Have you encountered a valve that wont open with a timer? Is power going to the solenoid but is not turning on the valve? Are you required to manually open the valve? In situations like these, it is likely that you are experiencing a faulty solenoid.
Based on some of the symptoms listed above, you might be having an electrical problem with a valve somewhere in the system. If you have a multi-meter or an irrigation test kit, you can easily do some basic checks around the solenoid and valve.
Identifying the Components
First, let’s identify the electrical component. The electrical component is called the solenoid. Inside the solenoid there is a small plunger that is electrically activated. Below are some images that give you an idea of where the solenoid is located as well as how it operates with the valve:
Solenoid Location on Valve
Solenoid and Valve Working Together
The solenoid has two wire leads coming out the top and is located on top of the valve (see Image below). For most valves, the solenoid is powered by an irrigation controller that supplies a 24 volt alternating current. In the case of a battery timer, the solenoid is different and is activated by direct current supplied by the battery in the controller.
Valve Test Procedure:
- Turn off the water supply to the irrigation system using an isolation valve
- Disconnect the solenoid wires from the controller
- Using and multimeter test the number of ohms through the solenoid
- 20-60 ohms – Good
- 10 ohms or less – short in solenoid (replace solenoid)
- Over 60 ohms – usually no connection
- Try cutting off 3 or 4 inches of solenoid wire and retesting
- If still over 60 ohms, replace solenoid
- If solenoid tests Good, then the solenoid is OK.
Solenoid Multi-Meter Reading
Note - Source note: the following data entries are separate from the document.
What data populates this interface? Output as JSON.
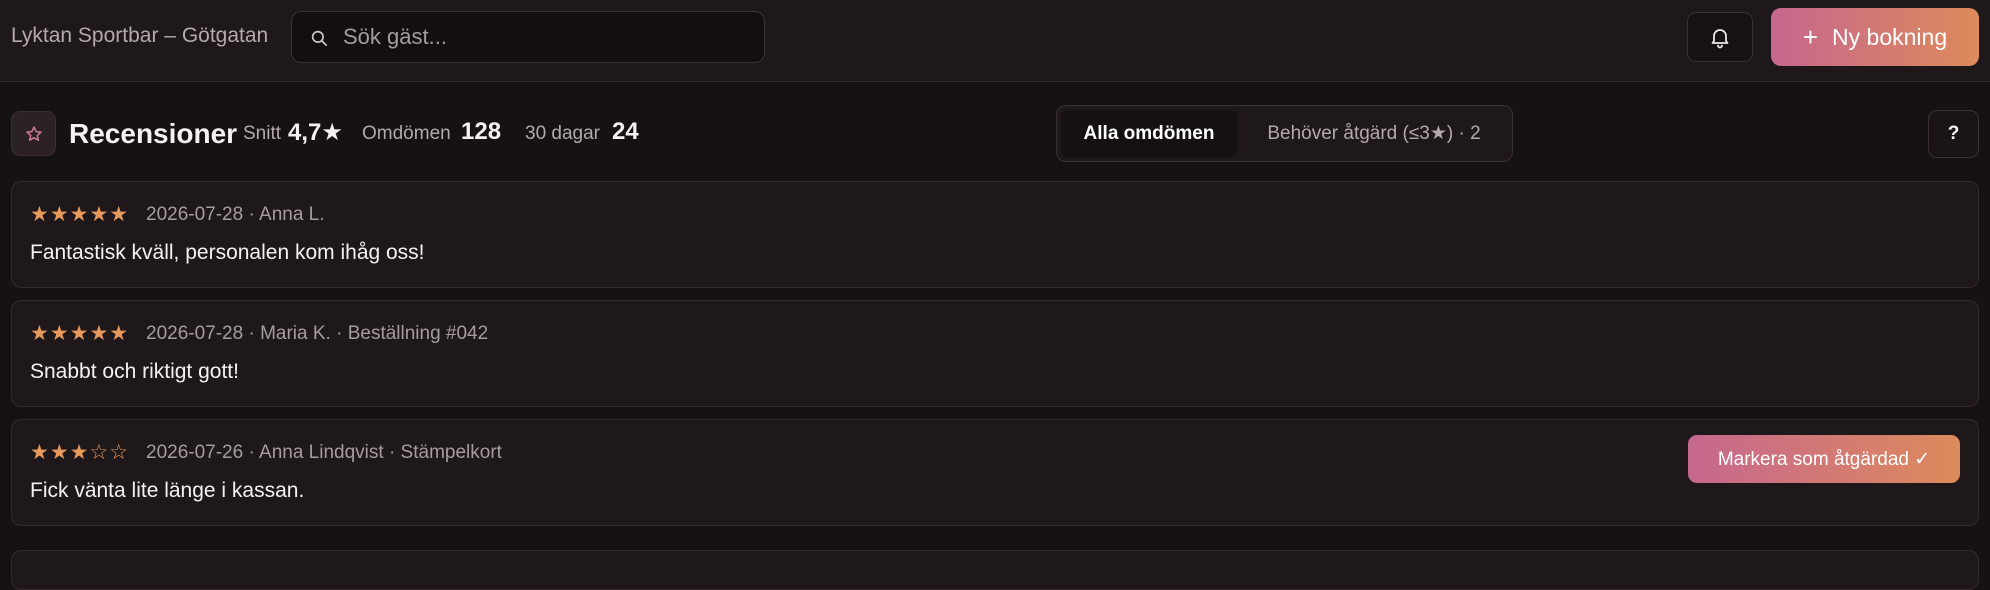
{
  "header": {
    "venue": "Lyktan Sportbar – Götgatan",
    "search_placeholder": "Sök gäst...",
    "new_booking_label": "Ny bokning"
  },
  "reviews_header": {
    "title": "Recensioner",
    "avg_label": "Snitt",
    "avg_value": "4,7★",
    "count_label": "Omdömen",
    "count_value": "128",
    "days_label": "30 dagar",
    "days_value": "24"
  },
  "filter_tabs": {
    "all": "Alla omdömen",
    "needs_action": "Behöver åtgärd (≤3★) · 2",
    "selected": "all"
  },
  "help_label": "?",
  "reviews": [
    {
      "rating": 5,
      "stars": "★★★★★",
      "meta": "2026-07-28 · Anna L.",
      "text": "Fantastisk kväll, personalen kom ihåg oss!"
    },
    {
      "rating": 5,
      "stars": "★★★★★",
      "meta": "2026-07-28 · Maria K. · Beställning #042",
      "text": "Snabbt och riktigt gott!"
    },
    {
      "rating": 3,
      "stars": "★★★☆☆",
      "meta": "2026-07-26 · Anna Lindqvist · Stämpelkort",
      "text": "Fick vänta lite länge i kassan.",
      "action_label": "Markera som åtgärdad ✓"
    }
  ],
  "colors": {
    "accent_start": "#c6678f",
    "accent_end": "#dd8a5b",
    "star": "#e8995c",
    "background": "#161113"
  },
  "icons": {
    "search": "search-icon",
    "bell": "bell-icon",
    "star": "star-outline-icon",
    "plus": "plus-icon"
  }
}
If the solenoid is OK but the valve is not working, consult the blog posts on testing irrigation wiring and troubleshooting irrigation valves.